Ed Flesh, the art director who designed the iconic "Wheel of Fortune" set, died July 15 at the age of 79.
His publicist Fred Wostbrock told The New York Times that he died of congestive heart failure and chronic obstructive pulmonary disease.
Flesh designed game show and talk show sets, including "The $25,000 Pyramid," "Name That Tune," "Jeopardy!", "The Montel Williams Show," "Days of Our Lives" and many others, according to IMDB.com.
Today, his most memorable work lives on through the show "Wheel of Fortune," which has been the number one show in syndication since its debut in 1983, according to Sony Pictures.
Flesh reportedly spearheaded the design of the first blinking wheel, which was originally made out of cardboard, paint and light bulbs.
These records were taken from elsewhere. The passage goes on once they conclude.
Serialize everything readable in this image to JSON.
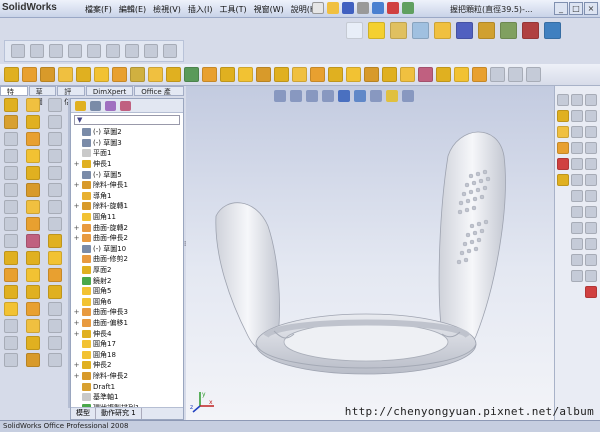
{
  "app": {
    "name": "SolidWorks"
  },
  "menu": [
    "檔案(F)",
    "編輯(E)",
    "檢視(V)",
    "插入(I)",
    "工具(T)",
    "視窗(W)",
    "說明(H)"
  ],
  "document_title": "握把顆粒(直徑39.5)-...",
  "window_buttons": {
    "min": "_",
    "max": "□",
    "close": "×"
  },
  "command_tabs": [
    "特徵",
    "草圖",
    "評估",
    "DimXpert",
    "Office 產品"
  ],
  "feature_manager": {
    "filter_symbol": "▼",
    "tree": [
      {
        "label": "(-) 草圖2",
        "expand": "",
        "color": "#7a8ba8"
      },
      {
        "label": "(-) 草圖3",
        "expand": "",
        "color": "#7a8ba8"
      },
      {
        "label": "平面1",
        "expand": "",
        "color": "#c9c9c9"
      },
      {
        "label": "伸長1",
        "expand": "+",
        "color": "#e0b020"
      },
      {
        "label": "(-) 草圖5",
        "expand": "",
        "color": "#7a8ba8"
      },
      {
        "label": "除料-伸長1",
        "expand": "+",
        "color": "#d89a2a"
      },
      {
        "label": "導角1",
        "expand": "",
        "color": "#e8b030"
      },
      {
        "label": "除料-旋轉1",
        "expand": "+",
        "color": "#d89a2a"
      },
      {
        "label": "圓角11",
        "expand": "",
        "color": "#f2c233"
      },
      {
        "label": "曲面-旋轉2",
        "expand": "+",
        "color": "#e89a40"
      },
      {
        "label": "曲面-伸長2",
        "expand": "+",
        "color": "#e89a40"
      },
      {
        "label": "(-) 草圖10",
        "expand": "",
        "color": "#7a8ba8"
      },
      {
        "label": "曲面-修剪2",
        "expand": "",
        "color": "#e89a40"
      },
      {
        "label": "厚面2",
        "expand": "",
        "color": "#e0b020"
      },
      {
        "label": "鏡射2",
        "expand": "",
        "color": "#4aa84a"
      },
      {
        "label": "圓角5",
        "expand": "",
        "color": "#f2c233"
      },
      {
        "label": "圓角6",
        "expand": "",
        "color": "#f2c233"
      },
      {
        "label": "曲面-伸長3",
        "expand": "+",
        "color": "#e89a40"
      },
      {
        "label": "曲面-偏移1",
        "expand": "+",
        "color": "#e89a40"
      },
      {
        "label": "伸長4",
        "expand": "+",
        "color": "#e0b020"
      },
      {
        "label": "圓角17",
        "expand": "",
        "color": "#f2c233"
      },
      {
        "label": "圓角18",
        "expand": "",
        "color": "#f2c233"
      },
      {
        "label": "伸長2",
        "expand": "+",
        "color": "#e0b020"
      },
      {
        "label": "除料-伸長2",
        "expand": "+",
        "color": "#d89a2a"
      },
      {
        "label": "Draft1",
        "expand": "",
        "color": "#d8a030"
      },
      {
        "label": "基準軸1",
        "expand": "",
        "color": "#c9c9c9"
      },
      {
        "label": "環狀複製排列1",
        "expand": "",
        "color": "#4aa84a"
      }
    ],
    "bottom_tabs": [
      "模型",
      "動作研究 1"
    ]
  },
  "viewport": {
    "triad_labels": {
      "x": "x",
      "y": "y",
      "z": "z"
    }
  },
  "status_bar": {
    "text": "SolidWorks Office Professional 2008"
  },
  "watermark": "http://chenyongyuan.pixnet.net/album",
  "colors": {
    "accent": "#e0b020",
    "menu_bg": "#c9d3e8",
    "viewport_top": "#c3cbe0"
  }
}
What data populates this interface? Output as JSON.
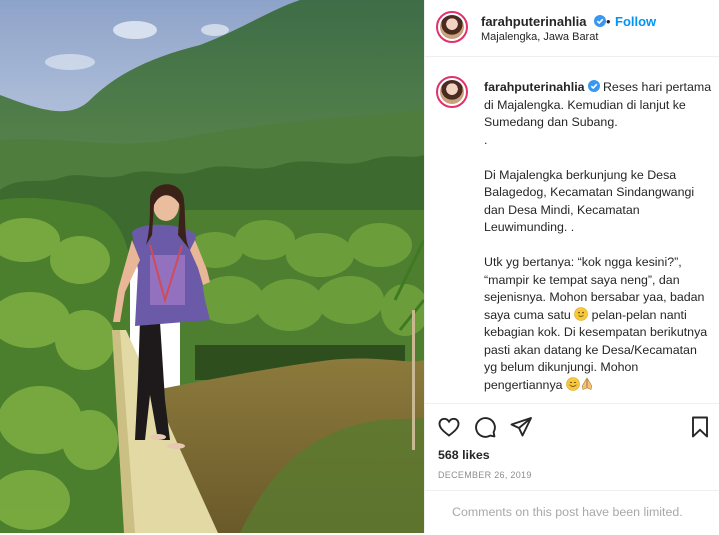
{
  "post": {
    "username": "farahputerinahlia",
    "follow_label": "Follow",
    "separator": "•",
    "location": "Majalengka, Jawa Barat",
    "photo_icon": "photo-image"
  },
  "caption": {
    "username": "farahputerinahlia",
    "text": "Reses hari pertama di Majalengka. Kemudian di lanjut ke Sumedang dan Subang.\n.\n\nDi Majalengka berkunjung ke Desa Balagedog, Kecamatan Sindangwangi dan Desa Mindi, Kecamatan Leuwimunding. .\n\nUtk yg bertanya: “kok ngga kesini?”, “mampir ke tempat saya neng”, dan sejenisnya. Mohon bersabar yaa, badan saya cuma satu",
    "text_2": " pelan-pelan nanti kebagian kok. Di kesempatan berikutnya pasti akan datang ke Desa/Kecamatan yg belum dikunjungi. Mohon pengertiannya ",
    "emoji_1": "slightly-smiling-face",
    "emoji_2": "smiling-face",
    "emoji_3": "folded-hands"
  },
  "actions": {
    "like_icon": "heart-icon",
    "comment_icon": "comment-icon",
    "share_icon": "paper-plane-icon",
    "save_icon": "bookmark-icon",
    "likes": "568 likes",
    "date": "DECEMBER 26, 2019",
    "comments_limited": "Comments on this post have been limited."
  },
  "colors": {
    "accent": "#0095f6",
    "muted": "#8e8e8e",
    "border": "#efefef",
    "verified": "#3897f0"
  }
}
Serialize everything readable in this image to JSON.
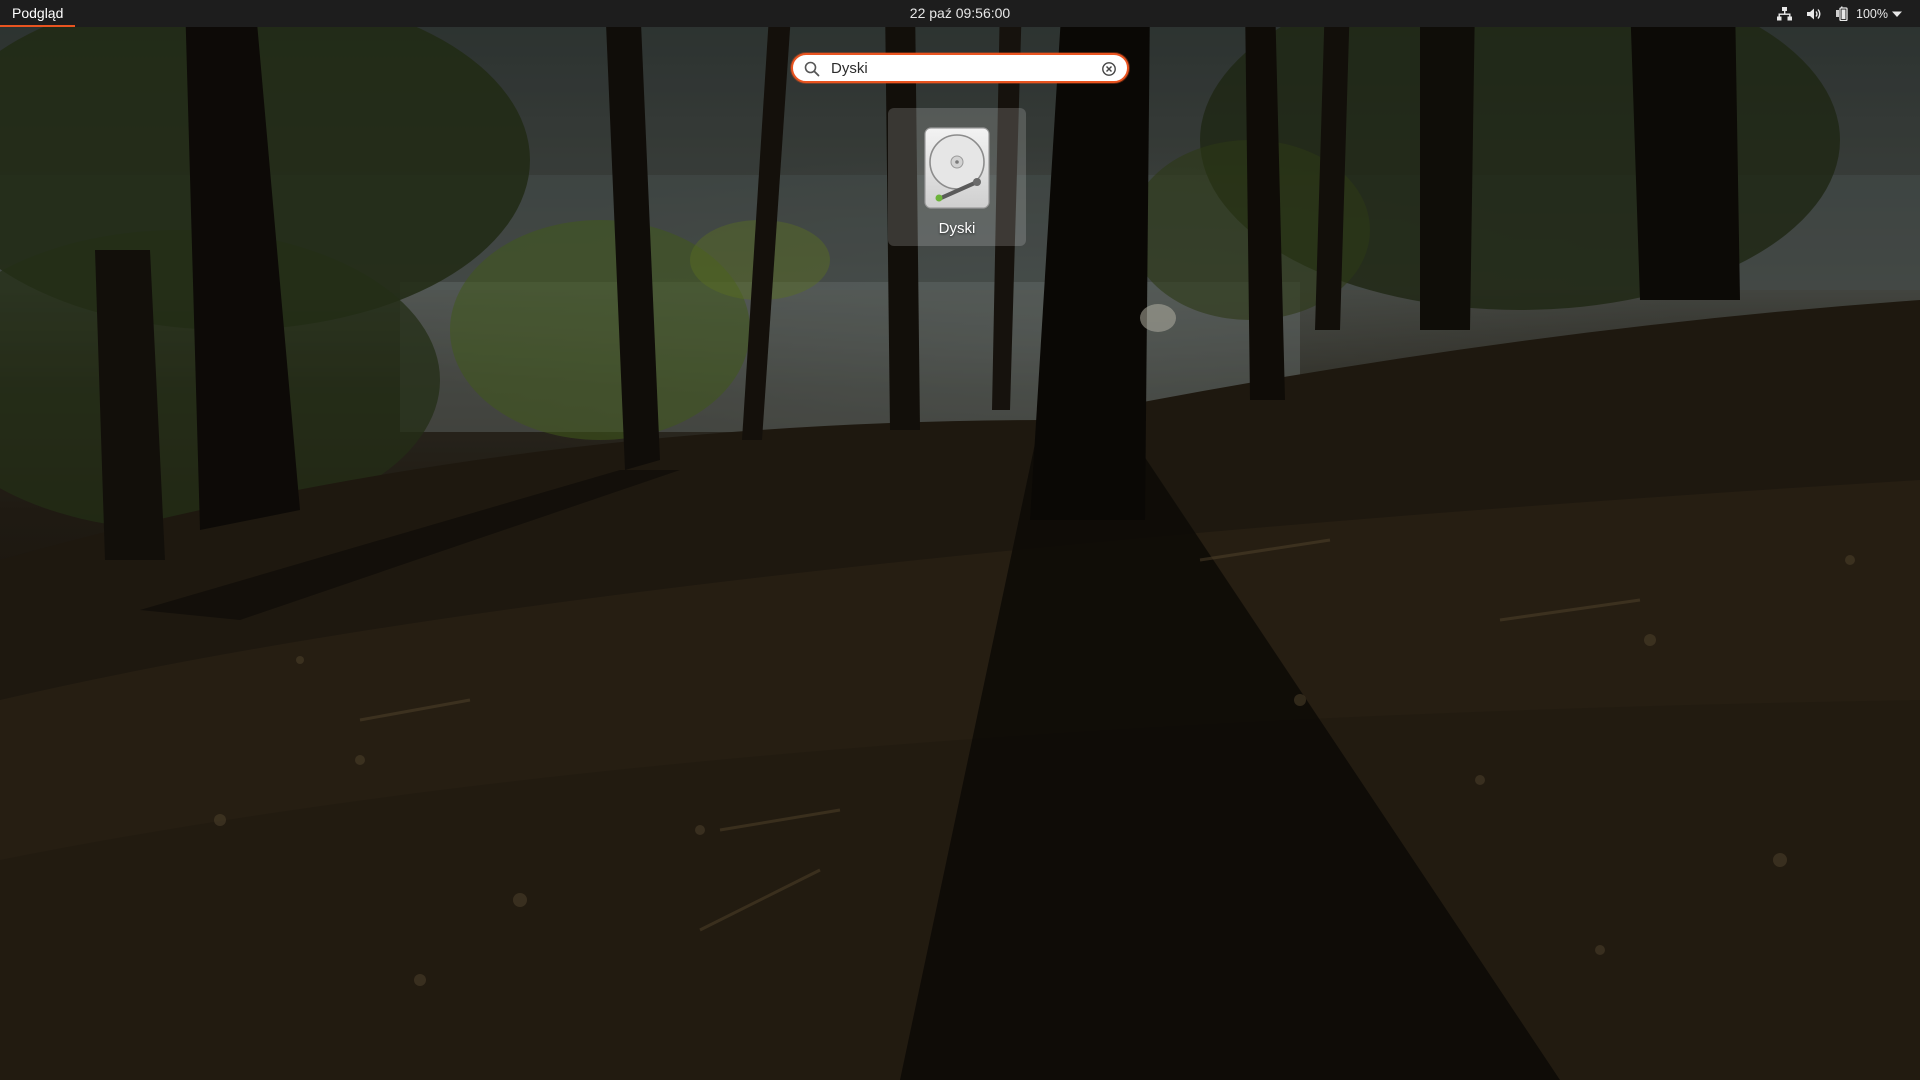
{
  "topbar": {
    "activities_label": "Podgląd",
    "clock": "22 paź  09:56:00",
    "battery_percent": "100%",
    "accent_color": "#e95420",
    "icons": [
      "network-icon",
      "volume-icon",
      "battery-icon",
      "dropdown-arrow-icon"
    ]
  },
  "search": {
    "value": "Dyski",
    "icons": [
      "search-icon",
      "clear-icon"
    ]
  },
  "results": [
    {
      "label": "Dyski",
      "icon": "disk-utility-icon"
    }
  ]
}
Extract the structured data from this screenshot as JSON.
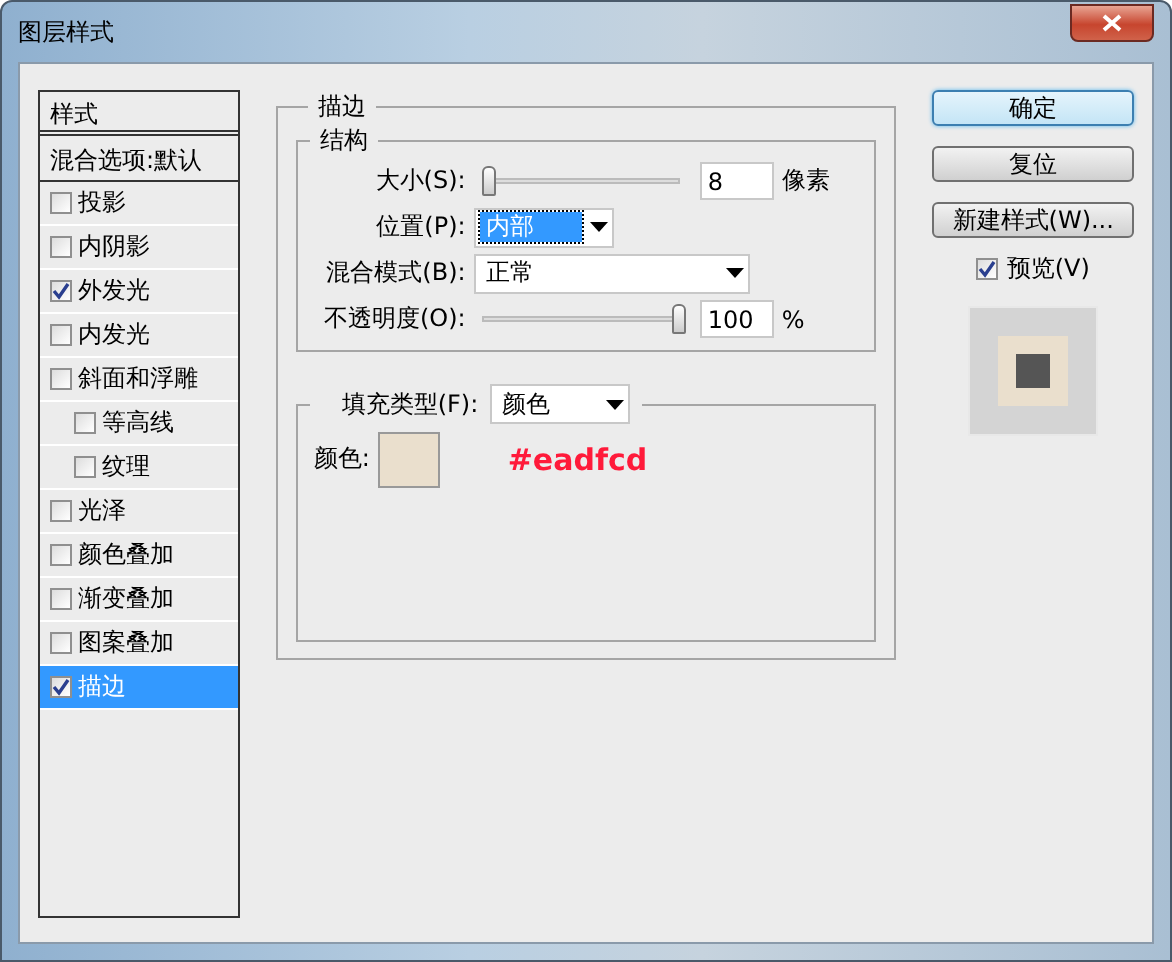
{
  "window": {
    "title": "图层样式"
  },
  "styles_panel": {
    "header": "样式",
    "blend_options": "混合选项:默认",
    "items": [
      {
        "label": "投影",
        "checked": false,
        "selected": false
      },
      {
        "label": "内阴影",
        "checked": false,
        "selected": false
      },
      {
        "label": "外发光",
        "checked": true,
        "selected": false
      },
      {
        "label": "内发光",
        "checked": false,
        "selected": false
      },
      {
        "label": "斜面和浮雕",
        "checked": false,
        "selected": false,
        "children": [
          {
            "label": "等高线",
            "checked": false,
            "selected": false
          },
          {
            "label": "纹理",
            "checked": false,
            "selected": false
          }
        ]
      },
      {
        "label": "光泽",
        "checked": false,
        "selected": false
      },
      {
        "label": "颜色叠加",
        "checked": false,
        "selected": false
      },
      {
        "label": "渐变叠加",
        "checked": false,
        "selected": false
      },
      {
        "label": "图案叠加",
        "checked": false,
        "selected": false
      },
      {
        "label": "描边",
        "checked": true,
        "selected": true
      }
    ]
  },
  "stroke": {
    "title": "描边",
    "structure": {
      "title": "结构",
      "size": {
        "label": "大小(S):",
        "level": 0.02,
        "value": "8",
        "unit": "像素"
      },
      "position": {
        "label": "位置(P):",
        "value": "内部",
        "focused": true
      },
      "blend_mode": {
        "label": "混合模式(B):",
        "value": "正常",
        "focused": false
      },
      "opacity": {
        "label": "不透明度(O):",
        "level": 1,
        "value": "100",
        "unit": "%"
      }
    },
    "fill": {
      "type_label": "填充类型(F):",
      "type_value": "颜色",
      "color_label": "颜色:",
      "color": "#eadfcd",
      "annotation": "#eadfcd"
    }
  },
  "buttons": [
    {
      "label": "确定",
      "default": true
    },
    {
      "label": "复位",
      "default": false
    },
    {
      "label": "新建样式(W)...",
      "default": false
    }
  ],
  "preview": {
    "label": "预览(V)",
    "checked": true
  }
}
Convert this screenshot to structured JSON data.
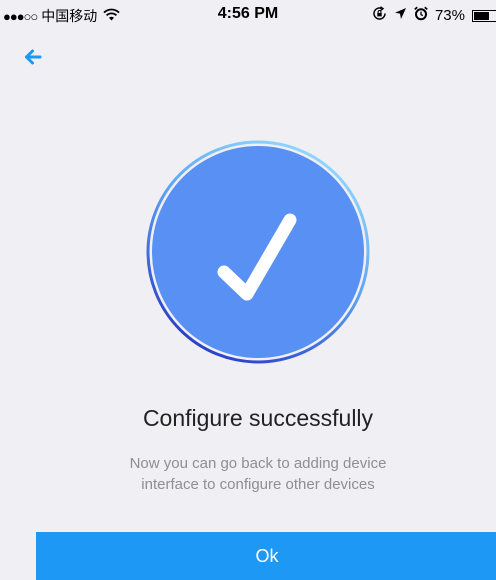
{
  "status_bar": {
    "signal": "●●●○○",
    "carrier": "中国移动",
    "time": "4:56 PM",
    "battery": "73%",
    "battery_level": 0.73,
    "icons": [
      "wifi-icon",
      "rotation-lock-icon",
      "location-icon",
      "alarm-icon",
      "battery-icon"
    ]
  },
  "nav": {
    "back_icon": "back-arrow-icon"
  },
  "success": {
    "icon": "checkmark-icon",
    "title": "Configure successfully",
    "description_line1": "Now you can go back to adding device",
    "description_line2": "interface to configure other devices"
  },
  "actions": {
    "ok_label": "Ok"
  },
  "colors": {
    "background": "#efeff4",
    "accent": "#1e98f5",
    "circle": "#5890f3",
    "circle_ring_dark": "#2a3fc9",
    "circle_ring_light": "#8fd6ff",
    "title": "#222222",
    "description": "#8e8e93"
  }
}
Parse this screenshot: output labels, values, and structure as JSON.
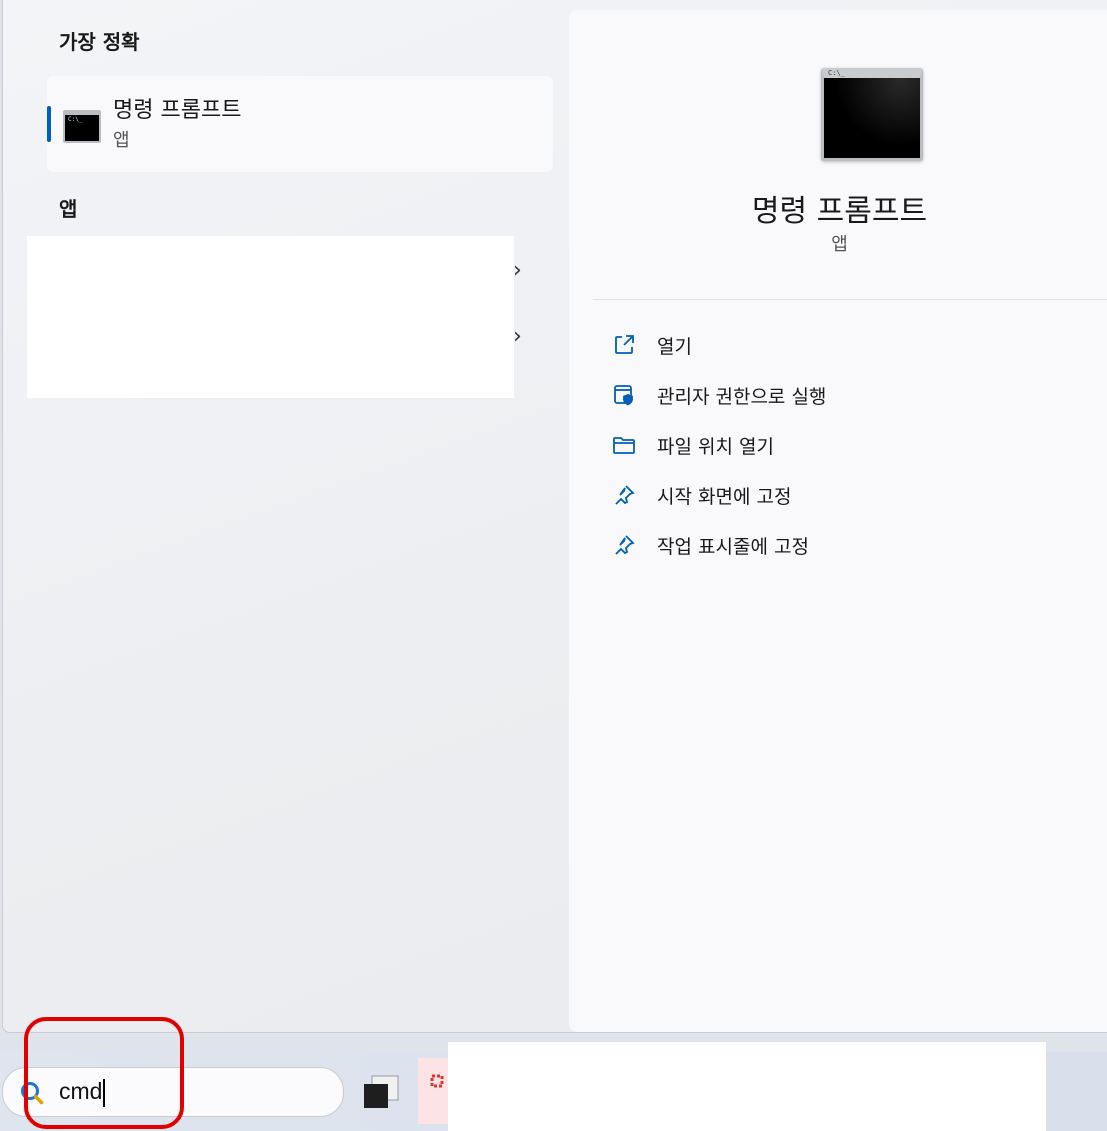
{
  "left": {
    "best_match_title": "가장 정확",
    "best_match": {
      "name": "명령 프롬프트",
      "type": "앱"
    },
    "apps_title": "앱"
  },
  "right": {
    "app_name": "명령 프롬프트",
    "app_type": "앱",
    "actions": [
      {
        "label": "열기",
        "icon": "open-external-icon"
      },
      {
        "label": "관리자 권한으로 실행",
        "icon": "shield-admin-icon"
      },
      {
        "label": "파일 위치 열기",
        "icon": "folder-icon"
      },
      {
        "label": "시작 화면에 고정",
        "icon": "pin-icon"
      },
      {
        "label": "작업 표시줄에 고정",
        "icon": "pin-icon"
      }
    ]
  },
  "taskbar": {
    "search_value": "cmd"
  },
  "colors": {
    "accent": "#005fb8",
    "highlight": "#e00000"
  }
}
Thousands of contestants would spin the carnival wheel and today, his design has evolved, made of steel and Plexiglas, weighing a little over 2,400 pounds, according to Sony Pictures.
Flesh changed the vertical, stand-up wheel that was difficult to see on screen to a horizontal, eye-catching spinner that would grip the nation for years to come, according to the Hollywood Reporter.
"In the whole equation that made 'Wheel of Fortune' the enormous success across so many demographic lines that it is, Ed Flesh is an important part of that equation," said Robert Thompson, a professor of television and pop-culture at Syracuse University.
Over 90 million Americans have grown up watching or at least having heard of "Wheel of Fortune," according to Sony Pictures.
"Ed Flesh stands for the legions of artists out there who make stuff that is so much part of our daily life yet remain totally anonymous," said Thompson. "They remind us that it takes a village to make a game show."
Edwin Albert Flesh Jr. was born in Philadelphia on Dec. 4, 1931. He is survived by his partner, David Powers.